“Chuh’s award-winning strategy of concretizing this space of enquiry and solidifying it, diversifying it, enriching it, through a specifically and critically Americanist lens is to revisit various … narratives of Asian Americana, while drawing on theoretical perspectives from American-Continental philosophy, critical race theory, legal theory, and feminist jurisprudential scholarship.” — Kyoo Lee , Comparatist
“Kandice Chuh’s Imagine Otherwise: On Asian Americanist Critique offers the most explicit and sustained interrogation of disciplinarity and interdisciplinarity in Asian American studies. . . . The most original and provocative application of the transnational appears in Chuh’s consideration of Japanese American history and literary texts.” — Laura Hyun Yi Kang, Feminist Studies
"Imagine Otherwise compellingly reimagines the goals and paradigms of Asian American studies. . . . Chuh demonstrates her argument through rich, interdisciplinary readings of literary texts, historical and legal documents, and academic rubrics." — Yoonmee Chang , American Literature
"Kandice Chuh argues that in the current study of Asian Americans, the critique of social inequality must overcome the impossible insistence on a uniform ethnic subject.
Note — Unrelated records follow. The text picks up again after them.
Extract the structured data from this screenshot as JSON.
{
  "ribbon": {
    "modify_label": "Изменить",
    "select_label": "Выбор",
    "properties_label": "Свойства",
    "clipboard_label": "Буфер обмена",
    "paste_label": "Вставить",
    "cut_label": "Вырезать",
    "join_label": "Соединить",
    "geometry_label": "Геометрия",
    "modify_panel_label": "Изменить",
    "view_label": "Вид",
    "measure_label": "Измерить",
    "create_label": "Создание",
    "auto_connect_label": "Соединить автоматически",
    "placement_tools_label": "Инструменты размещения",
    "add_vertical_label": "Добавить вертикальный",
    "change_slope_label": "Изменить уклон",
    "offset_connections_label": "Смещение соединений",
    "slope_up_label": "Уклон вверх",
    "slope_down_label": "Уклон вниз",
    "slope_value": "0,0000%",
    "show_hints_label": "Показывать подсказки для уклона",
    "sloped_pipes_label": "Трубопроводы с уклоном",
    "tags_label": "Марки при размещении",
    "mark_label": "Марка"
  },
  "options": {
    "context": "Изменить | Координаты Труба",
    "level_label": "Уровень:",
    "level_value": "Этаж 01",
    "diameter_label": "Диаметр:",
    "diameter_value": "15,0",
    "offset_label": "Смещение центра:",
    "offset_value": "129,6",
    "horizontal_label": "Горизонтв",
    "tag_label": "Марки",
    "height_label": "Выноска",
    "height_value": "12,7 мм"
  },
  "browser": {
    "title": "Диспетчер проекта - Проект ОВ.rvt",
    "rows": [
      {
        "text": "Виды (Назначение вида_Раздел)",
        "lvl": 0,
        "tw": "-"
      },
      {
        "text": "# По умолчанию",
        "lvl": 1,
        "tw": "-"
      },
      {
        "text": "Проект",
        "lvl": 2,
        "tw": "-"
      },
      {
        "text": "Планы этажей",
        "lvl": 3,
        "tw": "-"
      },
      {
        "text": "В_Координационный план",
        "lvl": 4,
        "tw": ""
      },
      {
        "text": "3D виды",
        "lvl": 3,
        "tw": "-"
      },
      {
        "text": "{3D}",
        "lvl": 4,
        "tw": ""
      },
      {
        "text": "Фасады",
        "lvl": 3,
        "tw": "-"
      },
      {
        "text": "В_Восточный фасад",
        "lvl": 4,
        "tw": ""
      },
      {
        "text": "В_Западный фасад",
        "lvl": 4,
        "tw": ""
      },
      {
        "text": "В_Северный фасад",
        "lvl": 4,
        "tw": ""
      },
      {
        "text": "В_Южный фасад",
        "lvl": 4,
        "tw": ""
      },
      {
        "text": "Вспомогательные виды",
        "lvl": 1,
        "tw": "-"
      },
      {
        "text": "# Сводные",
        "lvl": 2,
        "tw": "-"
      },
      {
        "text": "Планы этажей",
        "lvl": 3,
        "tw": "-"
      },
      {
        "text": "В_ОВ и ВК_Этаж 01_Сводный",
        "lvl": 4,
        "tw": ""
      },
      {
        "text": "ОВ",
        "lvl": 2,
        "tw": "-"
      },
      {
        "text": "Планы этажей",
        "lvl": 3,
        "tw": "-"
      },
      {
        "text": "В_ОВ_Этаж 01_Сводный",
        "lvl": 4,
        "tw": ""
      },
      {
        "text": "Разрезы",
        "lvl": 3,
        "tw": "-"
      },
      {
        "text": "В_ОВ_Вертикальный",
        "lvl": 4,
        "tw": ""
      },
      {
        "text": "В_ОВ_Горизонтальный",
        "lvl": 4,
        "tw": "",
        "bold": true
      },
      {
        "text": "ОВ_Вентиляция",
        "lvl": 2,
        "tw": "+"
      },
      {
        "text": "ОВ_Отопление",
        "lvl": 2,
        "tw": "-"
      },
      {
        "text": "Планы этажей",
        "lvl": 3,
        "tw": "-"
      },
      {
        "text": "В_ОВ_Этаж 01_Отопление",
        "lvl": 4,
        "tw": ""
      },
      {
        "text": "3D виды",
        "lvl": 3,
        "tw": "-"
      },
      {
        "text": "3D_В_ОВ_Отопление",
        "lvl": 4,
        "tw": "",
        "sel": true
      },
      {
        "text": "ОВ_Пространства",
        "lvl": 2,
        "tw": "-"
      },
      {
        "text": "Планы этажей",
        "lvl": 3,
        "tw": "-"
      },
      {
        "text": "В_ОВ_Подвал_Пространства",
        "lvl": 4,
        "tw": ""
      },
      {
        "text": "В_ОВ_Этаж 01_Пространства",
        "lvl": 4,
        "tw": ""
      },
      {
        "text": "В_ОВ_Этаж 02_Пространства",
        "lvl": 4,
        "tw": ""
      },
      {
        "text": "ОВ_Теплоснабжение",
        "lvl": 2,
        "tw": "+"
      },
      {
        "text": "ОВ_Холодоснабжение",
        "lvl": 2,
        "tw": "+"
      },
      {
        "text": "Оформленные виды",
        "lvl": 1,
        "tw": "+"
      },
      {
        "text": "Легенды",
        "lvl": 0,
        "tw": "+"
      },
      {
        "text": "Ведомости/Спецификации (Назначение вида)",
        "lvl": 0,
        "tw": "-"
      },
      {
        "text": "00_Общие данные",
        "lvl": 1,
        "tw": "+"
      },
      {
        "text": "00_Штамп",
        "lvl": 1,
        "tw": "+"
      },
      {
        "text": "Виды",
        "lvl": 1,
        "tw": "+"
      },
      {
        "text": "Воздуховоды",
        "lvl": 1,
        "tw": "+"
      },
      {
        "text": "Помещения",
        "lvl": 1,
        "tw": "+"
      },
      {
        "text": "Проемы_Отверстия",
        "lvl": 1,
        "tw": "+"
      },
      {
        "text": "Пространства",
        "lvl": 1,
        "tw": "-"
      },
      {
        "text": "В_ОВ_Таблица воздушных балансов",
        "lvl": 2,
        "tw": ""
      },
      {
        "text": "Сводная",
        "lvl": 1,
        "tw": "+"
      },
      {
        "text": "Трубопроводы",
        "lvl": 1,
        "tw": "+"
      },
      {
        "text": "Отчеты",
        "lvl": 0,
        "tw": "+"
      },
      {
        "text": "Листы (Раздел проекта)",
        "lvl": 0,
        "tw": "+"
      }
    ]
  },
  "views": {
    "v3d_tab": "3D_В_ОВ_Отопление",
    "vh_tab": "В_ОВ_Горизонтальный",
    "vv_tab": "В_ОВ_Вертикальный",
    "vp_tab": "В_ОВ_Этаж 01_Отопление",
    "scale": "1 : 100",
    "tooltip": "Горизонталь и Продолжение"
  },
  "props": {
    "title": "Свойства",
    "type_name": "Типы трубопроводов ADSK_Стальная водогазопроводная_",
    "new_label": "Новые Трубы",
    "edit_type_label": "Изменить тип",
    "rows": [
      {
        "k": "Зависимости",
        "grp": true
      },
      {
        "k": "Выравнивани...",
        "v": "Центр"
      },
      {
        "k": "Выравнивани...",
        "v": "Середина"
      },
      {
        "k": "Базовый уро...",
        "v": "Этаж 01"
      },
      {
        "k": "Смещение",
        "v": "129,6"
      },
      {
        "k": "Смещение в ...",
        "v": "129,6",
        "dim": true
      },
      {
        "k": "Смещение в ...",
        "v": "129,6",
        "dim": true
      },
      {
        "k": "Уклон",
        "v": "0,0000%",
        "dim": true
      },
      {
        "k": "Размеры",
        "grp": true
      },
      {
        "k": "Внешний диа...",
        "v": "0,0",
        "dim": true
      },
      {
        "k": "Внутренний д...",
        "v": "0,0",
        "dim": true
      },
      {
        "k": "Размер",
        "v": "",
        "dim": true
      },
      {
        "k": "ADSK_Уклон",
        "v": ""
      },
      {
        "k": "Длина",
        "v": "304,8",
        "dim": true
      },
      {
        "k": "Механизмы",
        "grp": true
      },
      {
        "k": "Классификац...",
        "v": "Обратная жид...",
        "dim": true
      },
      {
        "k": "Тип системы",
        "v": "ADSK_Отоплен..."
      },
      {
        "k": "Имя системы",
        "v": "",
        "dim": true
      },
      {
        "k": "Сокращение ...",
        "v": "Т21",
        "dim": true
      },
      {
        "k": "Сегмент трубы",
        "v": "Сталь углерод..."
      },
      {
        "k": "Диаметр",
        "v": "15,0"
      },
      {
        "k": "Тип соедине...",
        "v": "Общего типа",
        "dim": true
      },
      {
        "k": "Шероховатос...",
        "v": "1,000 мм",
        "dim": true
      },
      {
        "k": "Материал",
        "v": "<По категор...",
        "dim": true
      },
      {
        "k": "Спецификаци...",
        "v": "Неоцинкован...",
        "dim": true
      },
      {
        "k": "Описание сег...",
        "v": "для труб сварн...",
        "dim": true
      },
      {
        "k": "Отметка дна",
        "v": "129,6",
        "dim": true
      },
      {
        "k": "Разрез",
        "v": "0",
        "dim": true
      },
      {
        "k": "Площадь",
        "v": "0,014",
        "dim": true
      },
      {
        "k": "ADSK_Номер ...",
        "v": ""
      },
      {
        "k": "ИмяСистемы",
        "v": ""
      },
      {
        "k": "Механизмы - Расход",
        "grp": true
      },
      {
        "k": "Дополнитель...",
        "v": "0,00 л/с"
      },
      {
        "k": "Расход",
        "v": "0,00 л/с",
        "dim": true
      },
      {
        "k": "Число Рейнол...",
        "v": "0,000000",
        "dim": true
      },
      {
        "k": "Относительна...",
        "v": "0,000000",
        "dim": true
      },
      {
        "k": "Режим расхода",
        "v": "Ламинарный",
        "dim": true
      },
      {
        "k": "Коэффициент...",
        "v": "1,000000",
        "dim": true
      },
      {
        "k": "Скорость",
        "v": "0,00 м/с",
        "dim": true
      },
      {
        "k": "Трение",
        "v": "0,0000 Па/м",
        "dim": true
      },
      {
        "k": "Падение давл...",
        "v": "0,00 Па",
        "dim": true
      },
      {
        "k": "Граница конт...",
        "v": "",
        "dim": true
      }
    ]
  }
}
She performs a daring deconstruction of the recurrence to ideas of authenticity and identity, discusses the pitfalls of essentialized concepts of 'activism' and 'community,' and encourages us to put the case of Asian Americans towards a more general critique of racialized U.S. society. Her intervention challenges us to think differently, to ‘imagine otherwise.’"
— Lisa Lowe, author of Immigrant Acts: On Asian American Cultural Politics
“Imagine Otherwise is a provocative work. It questions the terms in which Asian American studies have been understood and offers a set of exciting theoretical alternatives, each of which is substantiated by close readings of literary texts. Our understanding of Asian American subjectivity is significantly enhanced in the process.” — David Palumbo-Liu, author of Asian/American: Historical Crossings of a Racial Frontier